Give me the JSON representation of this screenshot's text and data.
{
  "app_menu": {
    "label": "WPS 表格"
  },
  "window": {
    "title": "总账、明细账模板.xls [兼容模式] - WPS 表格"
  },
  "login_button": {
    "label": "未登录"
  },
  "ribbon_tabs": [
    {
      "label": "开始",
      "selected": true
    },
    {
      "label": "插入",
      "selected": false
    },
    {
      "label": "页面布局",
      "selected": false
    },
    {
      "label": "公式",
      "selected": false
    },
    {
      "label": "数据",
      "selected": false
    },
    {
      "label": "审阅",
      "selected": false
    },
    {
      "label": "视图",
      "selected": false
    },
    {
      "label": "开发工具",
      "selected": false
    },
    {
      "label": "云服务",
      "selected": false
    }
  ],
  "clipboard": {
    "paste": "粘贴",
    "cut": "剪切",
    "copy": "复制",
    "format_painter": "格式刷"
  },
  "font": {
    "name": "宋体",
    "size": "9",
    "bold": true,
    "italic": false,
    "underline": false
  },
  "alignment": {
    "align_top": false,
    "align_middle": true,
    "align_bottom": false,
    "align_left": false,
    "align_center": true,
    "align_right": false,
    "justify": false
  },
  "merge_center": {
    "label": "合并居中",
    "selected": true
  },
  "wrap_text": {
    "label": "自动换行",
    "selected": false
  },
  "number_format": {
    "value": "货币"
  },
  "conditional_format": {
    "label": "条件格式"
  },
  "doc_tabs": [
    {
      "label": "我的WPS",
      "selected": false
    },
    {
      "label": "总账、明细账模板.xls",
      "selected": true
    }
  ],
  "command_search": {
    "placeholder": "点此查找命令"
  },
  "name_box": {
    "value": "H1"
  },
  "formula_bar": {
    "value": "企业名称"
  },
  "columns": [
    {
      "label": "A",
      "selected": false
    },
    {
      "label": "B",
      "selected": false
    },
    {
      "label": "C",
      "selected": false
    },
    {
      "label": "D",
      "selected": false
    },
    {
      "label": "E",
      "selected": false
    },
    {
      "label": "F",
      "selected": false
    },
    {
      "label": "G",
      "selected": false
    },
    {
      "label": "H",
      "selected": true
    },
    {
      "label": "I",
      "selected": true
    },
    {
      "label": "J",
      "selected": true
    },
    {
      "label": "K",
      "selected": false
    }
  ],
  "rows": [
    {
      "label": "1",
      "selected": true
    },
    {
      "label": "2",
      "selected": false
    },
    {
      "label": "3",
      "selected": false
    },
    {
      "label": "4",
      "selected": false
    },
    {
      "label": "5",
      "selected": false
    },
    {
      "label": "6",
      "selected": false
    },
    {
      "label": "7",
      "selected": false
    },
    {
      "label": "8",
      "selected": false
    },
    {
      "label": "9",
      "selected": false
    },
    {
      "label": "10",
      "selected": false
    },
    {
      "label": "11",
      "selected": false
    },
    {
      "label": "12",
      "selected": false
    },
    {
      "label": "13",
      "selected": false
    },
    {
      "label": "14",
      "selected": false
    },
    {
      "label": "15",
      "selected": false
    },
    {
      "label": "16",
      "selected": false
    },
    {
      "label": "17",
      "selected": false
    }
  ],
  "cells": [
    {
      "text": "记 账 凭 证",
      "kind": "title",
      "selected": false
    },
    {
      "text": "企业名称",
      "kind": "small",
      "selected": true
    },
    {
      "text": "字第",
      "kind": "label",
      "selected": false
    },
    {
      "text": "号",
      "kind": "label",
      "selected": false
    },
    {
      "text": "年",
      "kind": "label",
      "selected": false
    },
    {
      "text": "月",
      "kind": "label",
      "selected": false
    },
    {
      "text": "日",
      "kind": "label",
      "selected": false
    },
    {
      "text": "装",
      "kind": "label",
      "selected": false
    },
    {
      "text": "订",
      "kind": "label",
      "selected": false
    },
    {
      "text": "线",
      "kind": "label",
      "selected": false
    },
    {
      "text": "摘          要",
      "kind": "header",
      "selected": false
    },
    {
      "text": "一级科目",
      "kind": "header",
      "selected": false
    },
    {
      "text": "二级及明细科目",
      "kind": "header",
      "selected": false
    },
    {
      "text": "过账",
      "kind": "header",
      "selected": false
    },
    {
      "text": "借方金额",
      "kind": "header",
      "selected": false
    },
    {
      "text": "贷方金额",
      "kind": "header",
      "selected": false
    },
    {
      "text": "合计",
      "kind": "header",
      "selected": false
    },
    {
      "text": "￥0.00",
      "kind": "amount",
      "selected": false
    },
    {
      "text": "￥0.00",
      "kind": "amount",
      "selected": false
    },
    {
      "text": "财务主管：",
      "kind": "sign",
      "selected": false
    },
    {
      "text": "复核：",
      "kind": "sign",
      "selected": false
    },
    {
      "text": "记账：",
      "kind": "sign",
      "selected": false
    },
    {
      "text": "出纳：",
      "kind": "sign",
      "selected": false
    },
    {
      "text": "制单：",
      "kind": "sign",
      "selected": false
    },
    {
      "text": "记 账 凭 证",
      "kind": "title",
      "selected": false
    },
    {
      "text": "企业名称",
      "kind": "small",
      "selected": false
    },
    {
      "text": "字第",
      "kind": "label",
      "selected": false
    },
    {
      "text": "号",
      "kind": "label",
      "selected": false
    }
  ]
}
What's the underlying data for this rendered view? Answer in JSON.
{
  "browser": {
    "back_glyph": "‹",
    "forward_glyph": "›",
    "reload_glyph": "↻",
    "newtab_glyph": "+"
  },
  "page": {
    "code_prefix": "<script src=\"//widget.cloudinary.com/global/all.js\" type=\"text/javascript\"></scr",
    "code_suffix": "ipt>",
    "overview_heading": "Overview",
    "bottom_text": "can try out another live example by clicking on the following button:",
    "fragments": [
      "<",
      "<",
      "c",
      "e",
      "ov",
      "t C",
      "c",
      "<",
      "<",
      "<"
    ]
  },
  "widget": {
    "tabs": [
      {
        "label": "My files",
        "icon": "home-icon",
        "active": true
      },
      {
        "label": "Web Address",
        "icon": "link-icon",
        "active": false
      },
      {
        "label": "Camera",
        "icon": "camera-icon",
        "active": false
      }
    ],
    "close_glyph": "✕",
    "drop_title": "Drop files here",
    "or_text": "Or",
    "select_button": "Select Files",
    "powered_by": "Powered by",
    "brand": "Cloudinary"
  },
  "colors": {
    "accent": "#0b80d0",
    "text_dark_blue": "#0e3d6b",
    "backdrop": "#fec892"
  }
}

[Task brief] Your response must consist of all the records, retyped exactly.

[Response to the task]
Give me the JSON representation of this screenshot's text and data.
{
  "app_menu": {
    "label": "WPS 表格"
  },
  "window": {
    "title": "总账、明细账模板.xls [兼容模式] - WPS 表格"
  },
  "login_button": {
    "label": "未登录"
  },
  "ribbon_tabs": [
    {
      "label": "开始",
      "selected": true
    },
    {
      "label": "插入",
      "selected": false
    },
    {
      "label": "页面布局",
      "selected": false
    },
    {
      "label": "公式",
      "selected": false
    },
    {
      "label": "数据",
      "selected": false
    },
    {
      "label": "审阅",
      "selected": false
    },
    {
      "label": "视图",
      "selected": false
    },
    {
      "label": "开发工具",
      "selected": false
    },
    {
      "label": "云服务",
      "selected": false
    }
  ],
  "clipboard": {
    "paste": "粘贴",
    "cut": "剪切",
    "copy": "复制",
    "format_painter": "格式刷"
  },
  "font": {
    "name": "宋体",
    "size": "9",
    "bold": true,
    "italic": false,
    "underline": false
  },
  "alignment": {
    "align_top": false,
    "align_middle": true,
    "align_bottom": false,
    "align_left": false,
    "align_center": true,
    "align_right": false,
    "justify": false
  },
  "merge_center": {
    "label": "合并居中",
    "selected": true
  },
  "wrap_text": {
    "label": "自动换行",
    "selected": false
  },
  "number_format": {
    "value": "货币"
  },
  "conditional_format": {
    "label": "条件格式"
  },
  "doc_tabs": [
    {
      "label": "我的WPS",
      "selected": false
    },
    {
      "label": "总账、明细账模板.xls",
      "selected": true
    }
  ],
  "command_search": {
    "placeholder": "点此查找命令"
  },
  "name_box": {
    "value": "H1"
  },
  "formula_bar": {
    "value": "企业名称"
  },
  "columns": [
    {
      "label": "A",
      "selected": false
    },
    {
      "label": "B",
      "selected": false
    },
    {
      "label": "C",
      "selected": false
    },
    {
      "label": "D",
      "selected": false
    },
    {
      "label": "E",
      "selected": false
    },
    {
      "label": "F",
      "selected": false
    },
    {
      "label": "G",
      "selected": false
    },
    {
      "label": "H",
      "selected": true
    },
    {
      "label": "I",
      "selected": true
    },
    {
      "label": "J",
      "selected": true
    },
    {
      "label": "K",
      "selected": false
    }
  ],
  "rows": [
    {
      "label": "1",
      "selected": true
    },
    {
      "label": "2",
      "selected": false
    },
    {
      "label": "3",
      "selected": false
    },
    {
      "label": "4",
      "selected": false
    },
    {
      "label": "5",
      "selected": false
    },
    {
      "label": "6",
      "selected": false
    },
    {
      "label": "7",
      "selected": false
    },
    {
      "label": "8",
      "selected": false
    },
    {
      "label": "9",
      "selected": false
    },
    {
      "label": "10",
      "selected": false
    },
    {
      "label": "11",
      "selected": false
    },
    {
      "label": "12",
      "selected": false
    },
    {
      "label": "13",
      "selected": false
    },
    {
      "label": "14",
      "selected": false
    },
    {
      "label": "15",
      "selected": false
    },
    {
      "label": "16",
      "selected": false
    },
    {
      "label": "17",
      "selected": false
    }
  ],
  "cells": [
    {
      "text": "记 账 凭 证",
      "kind": "title",
      "selected": false
    },
    {
      "text": "企业名称",
      "kind": "small",
      "selected": true
    },
    {
      "text": "字第",
      "kind": "label",
      "selected": false
    },
    {
      "text": "号",
      "kind": "label",
      "selected": false
    },
    {
      "text": "年",
      "kind": "label",
      "selected": false
    },
    {
      "text": "月",
      "kind": "label",
      "selected": false
    },
    {
      "text": "日",
      "kind": "label",
      "selected": false
    },
    {
      "text": "装",
      "kind": "label",
      "selected": false
    },
    {
      "text": "订",
      "kind": "label",
      "selected": false
    },
    {
      "text": "线",
      "kind": "label",
      "selected": false
    },
    {
      "text": "摘          要",
      "kind": "header",
      "selected": false
    },
    {
      "text": "一级科目",
      "kind": "header",
      "selected": false
    },
    {
      "text": "二级及明细科目",
      "kind": "header",
      "selected": false
    },
    {
      "text": "过账",
      "kind": "header",
      "selected": false
    },
    {
      "text": "借方金额",
      "kind": "header",
      "selected": false
    },
    {
      "text": "贷方金额",
      "kind": "header",
      "selected": false
    },
    {
      "text": "合计",
      "kind": "header",
      "selected": false
    },
    {
      "text": "￥0.00",
      "kind": "amount",
      "selected": false
    },
    {
      "text": "￥0.00",
      "kind": "amount",
      "selected": false
    },
    {
      "text": "财务主管：",
      "kind": "sign",
      "selected": false
    },
    {
      "text": "复核：",
      "kind": "sign",
      "selected": false
    },
    {
      "text": "记账：",
      "kind": "sign",
      "selected": false
    },
    {
      "text": "出纳：",
      "kind": "sign",
      "selected": false
    },
    {
      "text": "制单：",
      "kind": "sign",
      "selected": false
    },
    {
      "text": "记 账 凭 证",
      "kind": "title",
      "selected": false
    },
    {
      "text": "企业名称",
      "kind": "small",
      "selected": false
    },
    {
      "text": "字第",
      "kind": "label",
      "selected": false
    },
    {
      "text": "号",
      "kind": "label",
      "selected": false
    }
  ]
}
What's the underlying data for this rendered view? Answer in JSON.
{
  "browser": {
    "back_glyph": "‹",
    "forward_glyph": "›",
    "reload_glyph": "↻",
    "newtab_glyph": "+"
  },
  "page": {
    "code_prefix": "<script src=\"//widget.cloudinary.com/global/all.js\" type=\"text/javascript\"></scr",
    "code_suffix": "ipt>",
    "overview_heading": "Overview",
    "bottom_text": "can try out another live example by clicking on the following button:",
    "fragments": [
      "<",
      "<",
      "c",
      "e",
      "ov",
      "t C",
      "c",
      "<",
      "<",
      "<"
    ]
  },
  "widget": {
    "tabs": [
      {
        "label": "My files",
        "icon": "home-icon",
        "active": true
      },
      {
        "label": "Web Address",
        "icon": "link-icon",
        "active": false
      },
      {
        "label": "Camera",
        "icon": "camera-icon",
        "active": false
      }
    ],
    "close_glyph": "✕",
    "drop_title": "Drop files here",
    "or_text": "Or",
    "select_button": "Select Files",
    "powered_by": "Powered by",
    "brand": "Cloudinary"
  },
  "colors": {
    "accent": "#0b80d0",
    "text_dark_blue": "#0e3d6b",
    "backdrop": "#fec892"
  }
}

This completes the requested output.